She said they're hoping to get their kids together over the summer, or figure out ways to have extracurricular activities to support their kids.
"Our challenge as parents is to take a stronger role in our children's education," Adams said. "The district has provided us with this amazing program, but they cannot be solely responsible for creating a community for us."
Ricconi said the idea of creating a community is especially important because the students will be together for their entire elementary careers.
She said the dual-language classroom setting also builds confidence for students because they are or will support their peers as they learn a new language.
For example, in Luz Rios' kindergarten classroom, one native English speaker asked a question in Spanish. The Spanish-speaking boy sitting at the table next to her gave her a high-five.
As the students advance and are taught in a more equal proportion of English and Spanish, the native English speakers will have the same opportunities to support their Spanish-speaking classmates, Ricconi said.
Adams said her daughter is learning quickly.
"She has automatically started naming things she knows in Spanish — all colors, numbers, letters and animals are now identified in Spanish," Adams said.
Kindergartner Nora Evans said she knew a little bit of Spanish when starting school, but knows much more.
"It's actually quite fun," she said, adding that she's never gotten confused. "It's nice, 'cause I can talk to more people."
Rios said all students are learning about their cultural differences.
"To be bilingual is to be bicultural," Rios said.
Cristina Benito, a kindergarten teacher here as a part of the school district's exchange with Spain, said she finds herself being more theatrical as she tries to convey meanings to native English speakers.
Adams said her daughter doesn't have any trouble understanding Benito, her teacher.
"We do not speak Spanish at home, and yet even though the class instruction is in Spanish, she is adjusting well to being immersed in something completely new," Adams said. "Saskia claims she can understand almost everything the teacher says, to which I credit the teacher's ability to demonstrate concepts in several different ways."

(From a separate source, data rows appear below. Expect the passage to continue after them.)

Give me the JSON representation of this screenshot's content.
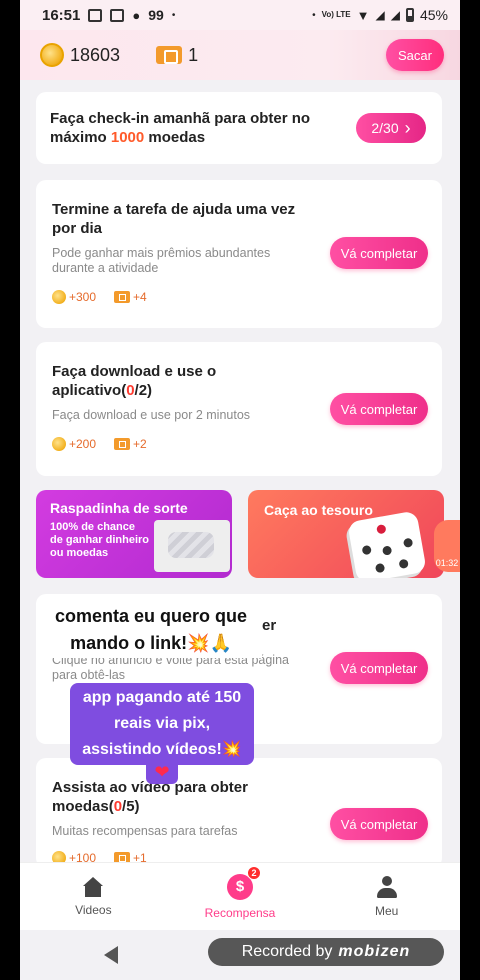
{
  "status_bar": {
    "time": "16:51",
    "notif_count": "99",
    "dot": "•",
    "network": "Vo) LTE",
    "battery": "45%"
  },
  "header": {
    "coins": "18603",
    "tickets": "1",
    "withdraw_label": "Sacar"
  },
  "checkin": {
    "text_before": "Faça check-in amanhã para obter no máximo ",
    "highlight": "1000",
    "text_after": " moedas",
    "progress": "2/30",
    "chevron": "›"
  },
  "tasks": [
    {
      "title": "Termine a tarefa de ajuda uma vez por dia",
      "desc": "Pode ganhar mais prêmios abundantes durante a atividade",
      "coins": "+300",
      "tickets": "+4",
      "button": "Vá completar"
    },
    {
      "title_before": "Faça download e use o aplicativo(",
      "title_hl": "0",
      "title_after": "/2)",
      "desc": "Faça download e use por 2 minutos",
      "coins": "+200",
      "tickets": "+2",
      "button": "Vá completar"
    },
    {
      "title_visible": "er",
      "desc": "Clique no anúncio e volte para esta página para obtê-las",
      "button": "Vá completar"
    },
    {
      "title_before": "Assista ao vídeo para obter moedas(",
      "title_hl": "0",
      "title_after": "/5)",
      "desc": "Muitas recompensas para tarefas",
      "coins": "+100",
      "tickets": "+1",
      "button": "Vá completar"
    }
  ],
  "banners": {
    "raspadinha_title": "Raspadinha de sorte",
    "raspadinha_desc": "100% de chance de ganhar dinheiro ou moedas",
    "tesouro_title": "Caça ao tesouro",
    "video_time": "01:32"
  },
  "overlay": {
    "caption1": "comenta eu quero que mando o link!💥🙏",
    "caption2": "app pagando até 150 reais via pix, assistindo vídeos!💥",
    "heart": "❤"
  },
  "bottom_nav": {
    "videos": "Videos",
    "recompensa": "Recompensa",
    "recompensa_badge": "2",
    "meu": "Meu",
    "money_symbol": "$"
  },
  "recorder": {
    "label": "Recorded by",
    "brand": "mobizen"
  },
  "colors": {
    "accent": "#ff3c8a",
    "highlight": "#ff5a2a",
    "reward": "#e56b2c"
  }
}
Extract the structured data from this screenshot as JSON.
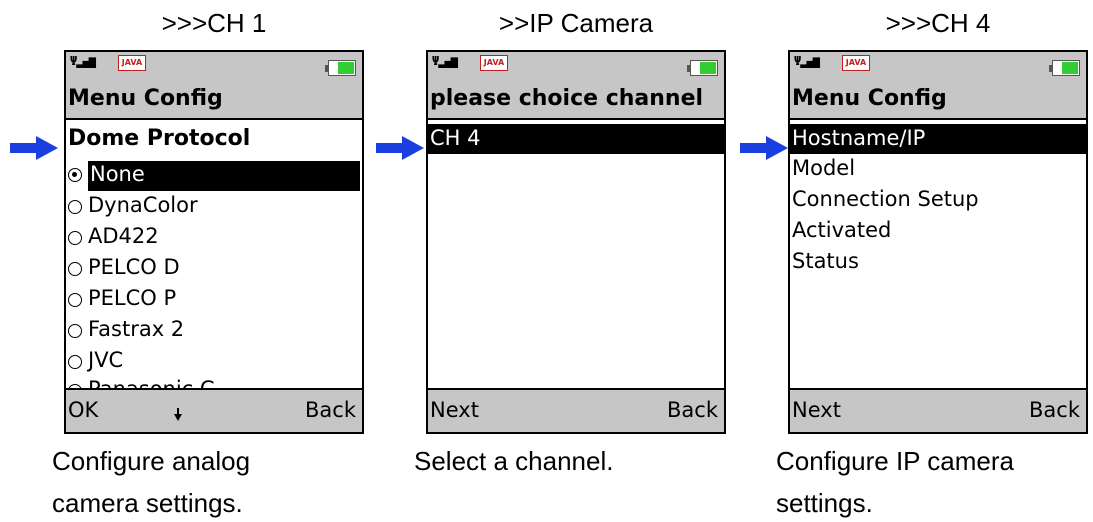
{
  "colors": {
    "arrow": "#1a3fe0",
    "chrome": "#c6c6c6",
    "highlight": "#000000",
    "battery": "#33cc33",
    "java_badge": "#c02020"
  },
  "status_bar": {
    "signal_icon": "signal-icon",
    "java_label": "JAVA",
    "battery_icon": "battery-icon"
  },
  "panels": [
    {
      "caption": ">>>CH 1",
      "title": "Menu Config",
      "list_header": "Dome Protocol",
      "options": [
        "None",
        "DynaColor",
        "AD422",
        "PELCO D",
        "PELCO P",
        "Fastrax 2",
        "JVC",
        "Panasonic C"
      ],
      "selected_option": "None",
      "left_softkey": "OK",
      "right_softkey": "Back",
      "description_line1": "Configure analog",
      "description_line2": "camera settings."
    },
    {
      "caption": ">>IP Camera",
      "title": "please choice channel",
      "items": [
        "CH 4"
      ],
      "selected_item": "CH 4",
      "left_softkey": "Next",
      "right_softkey": "Back",
      "description_line1": "Select a channel.",
      "description_line2": ""
    },
    {
      "caption": ">>>CH 4",
      "title": "Menu Config",
      "items": [
        "Hostname/IP",
        "Model",
        "Connection Setup",
        "Activated",
        "Status"
      ],
      "selected_item": "Hostname/IP",
      "left_softkey": "Next",
      "right_softkey": "Back",
      "description_line1": "Configure IP camera",
      "description_line2": "settings."
    }
  ]
}
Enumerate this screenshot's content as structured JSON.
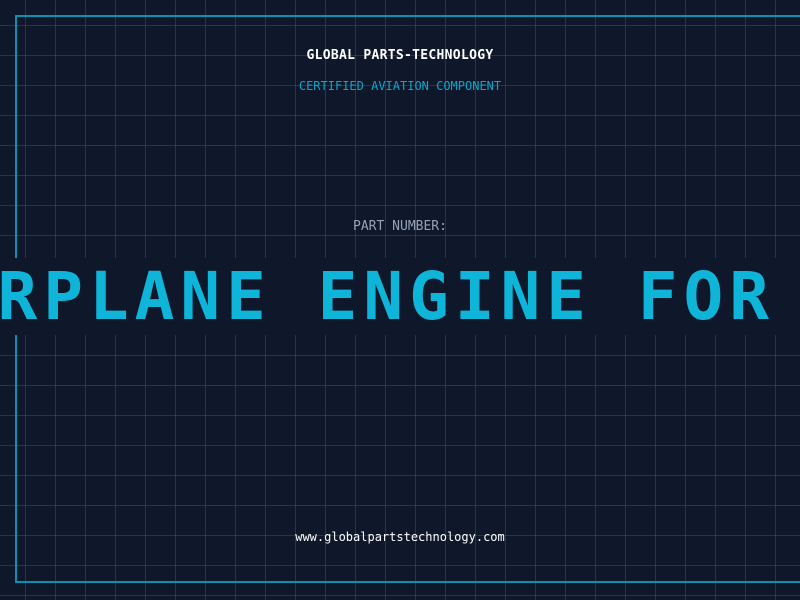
{
  "header": {
    "company": "GLOBAL PARTS-TECHNOLOGY",
    "subtitle": "CERTIFIED AVIATION COMPONENT"
  },
  "part": {
    "label": "PART NUMBER:",
    "scrolling_text": "AIRPLANE ENGINE FOR SALE"
  },
  "footer": {
    "website": "www.globalpartstechnology.com"
  },
  "colors": {
    "background": "#0f172b",
    "grid": "#0891b2",
    "accent": "#0fb5d8",
    "label": "#94a3b8",
    "text": "#ffffff"
  }
}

Adams said she'd like to see dual-language continue in middle and high school, and Ricconi said finding ways to continue it at the secondary level are being discussed. She said the school district will look for ways students can learn content through classes taught in Spanish for those who are already bilingual.
Ada Stamper, whose son, Adain, is a kindergartner in Rios' class, said she likes the opportunities to share the students' cultures. It has taught students that Spanish speakers in Urbana are from many nations with different cultures, accents and slang. For instance, she knows families from Guatemala, Puerto Rico, Brazil, Mexico, Colombia and Costa Rica.
"Every (cultural heritage) deserves the opportunity to shine," Stamper said, and teaching students about culture now will benefit them and even give them the opportunity to pass it on to their children.
Plus, Latino students are learning confidence and the ability to express their feelings from their American classmates, she said.
She's from Peru and is bilingual because the school she attended emphasized that students needed to learn English, she said.
"In this world right now, there's a need to be bilingual," Stamper said.
Bilingual classrooms have given both students — and parents — an opportunity to share and learn from each other. For instance, sometimes Spansh-speaking adults from different cultures have to compare different words for the same objects, she said.
And when two parents are talking in one language another parent doesn't understand, better communication and understanding help the third parent from automatically assuming they're talking about him or her.
That's true for both English- and Spanish-speaking parents, she said.
"We understand each other better and communicate better," she said of parents who have students in the program.